The latest version of the Apple TV firmware, Apple TV 2.4, doesn’t have any major improvements, but it does include a few nice, new features and, from what I can see, gives the Apple TV a real performance kick.
First, the features. The one that I like the most is that when you’re looking over your collection you can now view movies by genre, title, or by whether you’ve already viewed them or not. With your TV Shows or Podcasts in addition to seeing them grouped by show, you can also now view them by date or by whether you’ve watched them or not.
The Apple TV’s remote has also had a bit more functionality added to it. Now, when watching a video you can not only click right or left to fast forward or rewind, but if you click again you’ll increase the speed. In addition, although Apple doesn’t say so, it certainly seems to me that the Apple TV does a better job of displaying the video while either rewinding or fast-forwarding. If you click down, you’ll see chapter markets and can navigate through your video with these.
If you have an iPhone or iPod Touch with iPhone OS 3.0, you can also use the latest version of Remote 1.3 to control your Apple TV with simple finger gestures. This does work, but, as for me, I still much prefer to use a Logitech Harmony remote.
Finally, you can now search Flickr photo tags to find recently updated photos You can then save searches to find new photos or use them as an Apple TV screen saver. It’s a handy little trick.
What I really like the most though is the undocumented performance improvements. I usually use my Apple TV to stream videos from an iTunes server, which in turn, pulls the film from NAS (network attached storage) devices. Even with Gigabit Ethernet connections from one end to another, I frequently saw playback pauses.
After some work, I discovered that the problem was caused by 720p HD videos I had created myself that had especially complicated and fast-changing images. Instead of a bandwidth problem, which is what usually underlies such troubles, I discovered that I simply had too much data per frame for the Apple TV to manage… until 2.4 arrived. Now, videos that used to stutter now run as smooth as silk.
Finally, I found that, in general the Apple TV is now more responsive. I’ve long thought, and continue to think, that the Apple TV is the best media extender on the market. With this update, I’m now certain of it.
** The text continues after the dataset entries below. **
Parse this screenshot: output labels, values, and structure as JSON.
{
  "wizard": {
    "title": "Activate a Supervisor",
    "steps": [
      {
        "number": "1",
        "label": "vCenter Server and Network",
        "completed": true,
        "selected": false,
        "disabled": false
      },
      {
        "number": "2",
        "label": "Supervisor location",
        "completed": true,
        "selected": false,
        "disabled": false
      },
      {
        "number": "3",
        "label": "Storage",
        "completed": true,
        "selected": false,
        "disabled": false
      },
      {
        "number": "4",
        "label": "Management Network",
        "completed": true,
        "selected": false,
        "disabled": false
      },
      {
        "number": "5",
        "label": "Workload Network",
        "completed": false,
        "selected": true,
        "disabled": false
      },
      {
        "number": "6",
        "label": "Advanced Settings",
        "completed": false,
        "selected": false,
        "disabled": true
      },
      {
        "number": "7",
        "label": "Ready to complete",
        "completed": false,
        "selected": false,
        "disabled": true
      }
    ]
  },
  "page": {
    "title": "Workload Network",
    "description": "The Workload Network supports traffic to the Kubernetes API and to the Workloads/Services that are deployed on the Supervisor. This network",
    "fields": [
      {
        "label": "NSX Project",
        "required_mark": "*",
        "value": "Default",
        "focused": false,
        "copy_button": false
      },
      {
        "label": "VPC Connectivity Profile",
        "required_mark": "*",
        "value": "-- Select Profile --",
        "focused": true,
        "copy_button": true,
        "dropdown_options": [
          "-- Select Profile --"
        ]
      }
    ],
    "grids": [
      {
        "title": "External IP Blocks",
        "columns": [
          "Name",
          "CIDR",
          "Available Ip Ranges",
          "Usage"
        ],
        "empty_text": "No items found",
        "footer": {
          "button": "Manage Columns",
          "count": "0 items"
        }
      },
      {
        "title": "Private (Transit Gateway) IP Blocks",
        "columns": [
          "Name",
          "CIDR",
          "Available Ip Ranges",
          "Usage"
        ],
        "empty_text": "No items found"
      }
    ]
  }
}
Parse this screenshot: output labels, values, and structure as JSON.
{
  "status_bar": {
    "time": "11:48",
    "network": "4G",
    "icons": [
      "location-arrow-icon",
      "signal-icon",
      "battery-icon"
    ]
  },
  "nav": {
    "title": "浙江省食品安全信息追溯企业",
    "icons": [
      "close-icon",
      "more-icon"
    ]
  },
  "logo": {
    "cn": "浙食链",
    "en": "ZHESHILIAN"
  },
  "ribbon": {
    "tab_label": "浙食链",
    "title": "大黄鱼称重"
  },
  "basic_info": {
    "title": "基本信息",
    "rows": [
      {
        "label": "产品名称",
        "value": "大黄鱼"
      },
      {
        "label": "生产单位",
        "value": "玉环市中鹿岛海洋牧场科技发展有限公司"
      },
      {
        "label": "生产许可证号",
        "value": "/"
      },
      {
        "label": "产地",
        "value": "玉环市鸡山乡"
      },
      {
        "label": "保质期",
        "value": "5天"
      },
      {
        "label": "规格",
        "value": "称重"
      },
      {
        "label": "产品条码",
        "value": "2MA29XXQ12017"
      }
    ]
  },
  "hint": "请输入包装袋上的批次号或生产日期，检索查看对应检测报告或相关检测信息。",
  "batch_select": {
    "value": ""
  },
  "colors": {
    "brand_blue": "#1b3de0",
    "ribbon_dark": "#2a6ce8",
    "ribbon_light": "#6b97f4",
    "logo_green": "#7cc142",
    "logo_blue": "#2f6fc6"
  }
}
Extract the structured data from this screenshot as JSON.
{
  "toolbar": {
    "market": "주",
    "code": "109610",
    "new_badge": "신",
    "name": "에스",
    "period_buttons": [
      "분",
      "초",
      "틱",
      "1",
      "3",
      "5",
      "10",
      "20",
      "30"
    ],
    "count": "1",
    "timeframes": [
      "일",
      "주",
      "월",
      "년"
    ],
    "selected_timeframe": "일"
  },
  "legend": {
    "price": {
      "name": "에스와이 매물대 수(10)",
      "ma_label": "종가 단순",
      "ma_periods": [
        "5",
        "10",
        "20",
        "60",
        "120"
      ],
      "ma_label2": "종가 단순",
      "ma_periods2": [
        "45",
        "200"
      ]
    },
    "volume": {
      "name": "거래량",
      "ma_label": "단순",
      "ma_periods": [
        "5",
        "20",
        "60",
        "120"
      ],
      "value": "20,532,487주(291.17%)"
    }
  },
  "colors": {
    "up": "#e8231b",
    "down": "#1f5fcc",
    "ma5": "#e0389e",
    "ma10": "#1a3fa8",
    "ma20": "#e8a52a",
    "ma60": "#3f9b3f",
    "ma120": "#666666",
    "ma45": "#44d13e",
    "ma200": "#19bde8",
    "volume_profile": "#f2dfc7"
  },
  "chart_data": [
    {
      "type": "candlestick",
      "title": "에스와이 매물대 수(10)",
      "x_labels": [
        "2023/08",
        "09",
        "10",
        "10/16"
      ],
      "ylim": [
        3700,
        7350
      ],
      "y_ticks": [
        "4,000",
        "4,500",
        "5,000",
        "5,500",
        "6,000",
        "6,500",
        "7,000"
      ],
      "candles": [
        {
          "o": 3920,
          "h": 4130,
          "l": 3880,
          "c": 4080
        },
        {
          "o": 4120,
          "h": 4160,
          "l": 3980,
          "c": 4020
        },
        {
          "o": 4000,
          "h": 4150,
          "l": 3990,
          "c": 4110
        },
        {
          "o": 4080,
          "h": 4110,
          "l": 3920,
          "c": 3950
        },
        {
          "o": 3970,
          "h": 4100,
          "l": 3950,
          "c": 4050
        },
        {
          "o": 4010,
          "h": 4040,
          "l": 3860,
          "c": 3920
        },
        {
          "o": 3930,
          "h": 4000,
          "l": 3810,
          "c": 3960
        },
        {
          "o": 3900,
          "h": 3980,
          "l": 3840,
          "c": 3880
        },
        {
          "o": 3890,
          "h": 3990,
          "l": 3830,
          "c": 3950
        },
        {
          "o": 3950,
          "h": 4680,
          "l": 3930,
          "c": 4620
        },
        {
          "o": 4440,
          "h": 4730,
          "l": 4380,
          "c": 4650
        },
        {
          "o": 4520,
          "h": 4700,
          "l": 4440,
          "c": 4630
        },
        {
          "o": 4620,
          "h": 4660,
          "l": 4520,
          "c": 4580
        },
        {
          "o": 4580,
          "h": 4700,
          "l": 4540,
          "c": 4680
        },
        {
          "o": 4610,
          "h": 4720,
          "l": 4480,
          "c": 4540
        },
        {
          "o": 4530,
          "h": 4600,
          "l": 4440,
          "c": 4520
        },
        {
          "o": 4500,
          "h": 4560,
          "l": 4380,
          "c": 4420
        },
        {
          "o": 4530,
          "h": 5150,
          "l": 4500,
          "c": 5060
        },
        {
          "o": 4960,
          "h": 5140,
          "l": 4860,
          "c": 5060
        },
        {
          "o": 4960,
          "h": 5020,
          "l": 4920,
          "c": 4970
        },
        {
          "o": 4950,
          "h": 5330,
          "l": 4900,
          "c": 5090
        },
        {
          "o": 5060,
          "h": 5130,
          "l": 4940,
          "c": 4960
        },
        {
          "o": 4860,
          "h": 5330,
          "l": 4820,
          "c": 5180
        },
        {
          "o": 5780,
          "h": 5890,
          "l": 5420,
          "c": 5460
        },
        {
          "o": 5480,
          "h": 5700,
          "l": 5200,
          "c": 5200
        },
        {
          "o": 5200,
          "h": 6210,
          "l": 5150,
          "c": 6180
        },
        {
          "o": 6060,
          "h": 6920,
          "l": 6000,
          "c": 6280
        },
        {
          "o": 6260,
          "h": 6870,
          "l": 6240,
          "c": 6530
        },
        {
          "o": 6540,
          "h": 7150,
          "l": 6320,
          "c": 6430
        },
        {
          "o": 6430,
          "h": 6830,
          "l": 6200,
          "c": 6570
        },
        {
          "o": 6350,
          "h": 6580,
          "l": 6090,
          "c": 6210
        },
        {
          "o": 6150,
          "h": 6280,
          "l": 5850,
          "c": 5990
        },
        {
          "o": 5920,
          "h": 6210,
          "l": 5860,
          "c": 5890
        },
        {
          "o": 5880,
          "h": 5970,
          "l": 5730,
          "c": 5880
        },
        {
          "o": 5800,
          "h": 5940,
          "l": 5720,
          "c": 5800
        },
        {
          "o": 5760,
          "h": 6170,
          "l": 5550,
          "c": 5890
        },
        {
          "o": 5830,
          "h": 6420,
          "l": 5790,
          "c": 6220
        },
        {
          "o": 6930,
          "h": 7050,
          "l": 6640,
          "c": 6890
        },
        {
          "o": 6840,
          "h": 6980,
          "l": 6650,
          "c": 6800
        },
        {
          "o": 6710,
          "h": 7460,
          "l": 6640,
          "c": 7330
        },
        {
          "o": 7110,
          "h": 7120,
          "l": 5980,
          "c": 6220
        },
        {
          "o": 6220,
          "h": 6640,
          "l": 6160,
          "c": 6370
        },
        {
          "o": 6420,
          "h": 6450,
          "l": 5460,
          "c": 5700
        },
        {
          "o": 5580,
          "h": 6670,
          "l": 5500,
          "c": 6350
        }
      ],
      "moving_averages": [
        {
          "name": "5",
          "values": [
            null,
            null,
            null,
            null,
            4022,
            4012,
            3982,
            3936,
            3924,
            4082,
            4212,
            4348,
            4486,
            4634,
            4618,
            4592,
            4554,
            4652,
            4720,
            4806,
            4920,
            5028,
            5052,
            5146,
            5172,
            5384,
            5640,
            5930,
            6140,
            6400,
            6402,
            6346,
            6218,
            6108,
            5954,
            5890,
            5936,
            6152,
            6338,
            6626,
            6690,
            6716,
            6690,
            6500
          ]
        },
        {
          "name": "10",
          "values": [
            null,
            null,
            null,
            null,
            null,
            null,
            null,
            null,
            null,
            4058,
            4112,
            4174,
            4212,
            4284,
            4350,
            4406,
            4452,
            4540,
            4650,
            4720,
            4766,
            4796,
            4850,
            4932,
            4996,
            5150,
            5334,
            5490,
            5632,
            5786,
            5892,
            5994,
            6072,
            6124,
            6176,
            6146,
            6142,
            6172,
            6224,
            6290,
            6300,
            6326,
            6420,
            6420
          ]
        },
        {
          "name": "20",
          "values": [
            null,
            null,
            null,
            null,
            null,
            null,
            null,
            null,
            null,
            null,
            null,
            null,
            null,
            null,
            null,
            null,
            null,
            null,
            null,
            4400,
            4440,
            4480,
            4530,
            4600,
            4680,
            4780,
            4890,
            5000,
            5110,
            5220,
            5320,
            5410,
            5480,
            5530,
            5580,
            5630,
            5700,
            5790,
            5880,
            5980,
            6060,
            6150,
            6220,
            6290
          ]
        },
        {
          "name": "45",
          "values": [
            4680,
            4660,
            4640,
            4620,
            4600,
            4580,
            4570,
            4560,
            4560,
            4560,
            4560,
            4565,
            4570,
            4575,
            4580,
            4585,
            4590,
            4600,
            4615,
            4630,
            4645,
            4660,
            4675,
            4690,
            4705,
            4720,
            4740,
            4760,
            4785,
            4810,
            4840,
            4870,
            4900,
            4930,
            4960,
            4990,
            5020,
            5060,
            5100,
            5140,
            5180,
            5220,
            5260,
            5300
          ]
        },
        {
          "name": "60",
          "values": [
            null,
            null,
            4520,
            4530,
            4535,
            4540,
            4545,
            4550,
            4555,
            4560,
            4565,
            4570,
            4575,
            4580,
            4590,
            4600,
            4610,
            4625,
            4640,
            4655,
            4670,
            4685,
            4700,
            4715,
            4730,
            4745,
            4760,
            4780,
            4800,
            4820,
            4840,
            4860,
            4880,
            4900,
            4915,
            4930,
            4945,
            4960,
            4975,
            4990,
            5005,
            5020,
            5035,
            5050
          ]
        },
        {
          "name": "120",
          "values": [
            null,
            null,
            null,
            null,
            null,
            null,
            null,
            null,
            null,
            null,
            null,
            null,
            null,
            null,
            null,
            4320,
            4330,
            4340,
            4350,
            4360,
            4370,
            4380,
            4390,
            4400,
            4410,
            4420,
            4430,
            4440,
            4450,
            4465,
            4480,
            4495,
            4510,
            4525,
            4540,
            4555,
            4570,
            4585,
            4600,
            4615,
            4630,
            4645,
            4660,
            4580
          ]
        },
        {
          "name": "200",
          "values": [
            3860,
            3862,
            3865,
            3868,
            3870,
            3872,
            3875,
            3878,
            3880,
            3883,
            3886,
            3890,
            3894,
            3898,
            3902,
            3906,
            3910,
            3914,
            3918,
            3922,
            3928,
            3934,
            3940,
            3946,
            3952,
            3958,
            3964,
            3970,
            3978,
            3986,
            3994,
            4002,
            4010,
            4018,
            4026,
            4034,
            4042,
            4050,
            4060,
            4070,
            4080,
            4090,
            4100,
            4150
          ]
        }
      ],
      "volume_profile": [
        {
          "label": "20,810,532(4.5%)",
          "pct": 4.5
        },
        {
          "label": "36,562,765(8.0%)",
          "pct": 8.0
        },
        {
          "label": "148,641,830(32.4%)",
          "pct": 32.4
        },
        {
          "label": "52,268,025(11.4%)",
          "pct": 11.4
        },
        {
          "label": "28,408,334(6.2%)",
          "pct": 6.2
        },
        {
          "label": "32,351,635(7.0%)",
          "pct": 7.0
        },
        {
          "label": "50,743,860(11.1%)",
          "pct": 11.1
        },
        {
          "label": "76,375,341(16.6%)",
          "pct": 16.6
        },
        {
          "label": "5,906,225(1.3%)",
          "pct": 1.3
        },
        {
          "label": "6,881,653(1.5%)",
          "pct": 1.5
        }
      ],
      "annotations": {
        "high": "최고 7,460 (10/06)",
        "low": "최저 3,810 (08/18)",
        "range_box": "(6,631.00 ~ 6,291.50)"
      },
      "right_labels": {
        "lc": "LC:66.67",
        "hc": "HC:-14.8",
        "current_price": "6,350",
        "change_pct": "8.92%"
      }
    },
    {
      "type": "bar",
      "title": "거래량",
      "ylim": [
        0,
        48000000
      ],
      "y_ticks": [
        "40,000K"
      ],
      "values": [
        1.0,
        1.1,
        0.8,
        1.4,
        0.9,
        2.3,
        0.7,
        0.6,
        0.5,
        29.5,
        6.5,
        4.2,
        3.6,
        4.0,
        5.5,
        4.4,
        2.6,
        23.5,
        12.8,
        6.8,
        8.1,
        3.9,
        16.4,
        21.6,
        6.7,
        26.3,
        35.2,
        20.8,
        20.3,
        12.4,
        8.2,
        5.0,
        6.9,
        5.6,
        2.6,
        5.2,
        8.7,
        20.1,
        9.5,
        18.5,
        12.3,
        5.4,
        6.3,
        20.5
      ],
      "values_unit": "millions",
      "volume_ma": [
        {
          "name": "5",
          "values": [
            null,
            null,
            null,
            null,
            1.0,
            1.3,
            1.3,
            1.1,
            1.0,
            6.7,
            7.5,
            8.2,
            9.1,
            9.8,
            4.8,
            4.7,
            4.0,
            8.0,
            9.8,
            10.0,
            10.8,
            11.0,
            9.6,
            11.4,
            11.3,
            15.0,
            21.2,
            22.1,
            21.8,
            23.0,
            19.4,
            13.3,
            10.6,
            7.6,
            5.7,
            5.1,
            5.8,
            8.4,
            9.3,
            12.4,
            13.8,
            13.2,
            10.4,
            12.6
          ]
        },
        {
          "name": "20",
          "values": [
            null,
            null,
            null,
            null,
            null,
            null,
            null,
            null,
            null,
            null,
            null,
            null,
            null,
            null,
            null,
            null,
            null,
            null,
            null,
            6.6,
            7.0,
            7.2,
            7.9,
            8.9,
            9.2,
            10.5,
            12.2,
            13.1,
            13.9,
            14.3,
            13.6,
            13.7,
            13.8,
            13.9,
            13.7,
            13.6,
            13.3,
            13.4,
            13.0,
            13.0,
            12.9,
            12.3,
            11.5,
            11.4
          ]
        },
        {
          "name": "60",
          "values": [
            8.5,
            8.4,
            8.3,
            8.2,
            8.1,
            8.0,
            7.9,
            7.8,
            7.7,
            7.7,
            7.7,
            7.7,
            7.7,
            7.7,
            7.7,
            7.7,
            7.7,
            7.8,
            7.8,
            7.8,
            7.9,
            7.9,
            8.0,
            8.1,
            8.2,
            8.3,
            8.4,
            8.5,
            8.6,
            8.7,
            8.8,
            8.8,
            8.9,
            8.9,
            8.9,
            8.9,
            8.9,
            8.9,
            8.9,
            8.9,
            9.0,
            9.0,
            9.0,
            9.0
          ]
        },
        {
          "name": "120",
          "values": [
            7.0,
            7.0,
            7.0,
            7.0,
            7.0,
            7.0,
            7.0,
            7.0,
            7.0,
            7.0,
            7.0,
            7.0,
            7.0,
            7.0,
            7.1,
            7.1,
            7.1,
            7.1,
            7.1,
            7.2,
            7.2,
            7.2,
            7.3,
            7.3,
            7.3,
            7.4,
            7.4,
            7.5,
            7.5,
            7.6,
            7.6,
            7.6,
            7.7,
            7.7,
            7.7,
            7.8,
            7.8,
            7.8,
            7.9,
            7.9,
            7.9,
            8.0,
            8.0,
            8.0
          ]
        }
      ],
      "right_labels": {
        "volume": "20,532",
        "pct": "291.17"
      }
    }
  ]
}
Get it. You’ll be glad you did. Now, if you don’t mind, I’ll go back to watching the director’s cut of Blade Runner in HD.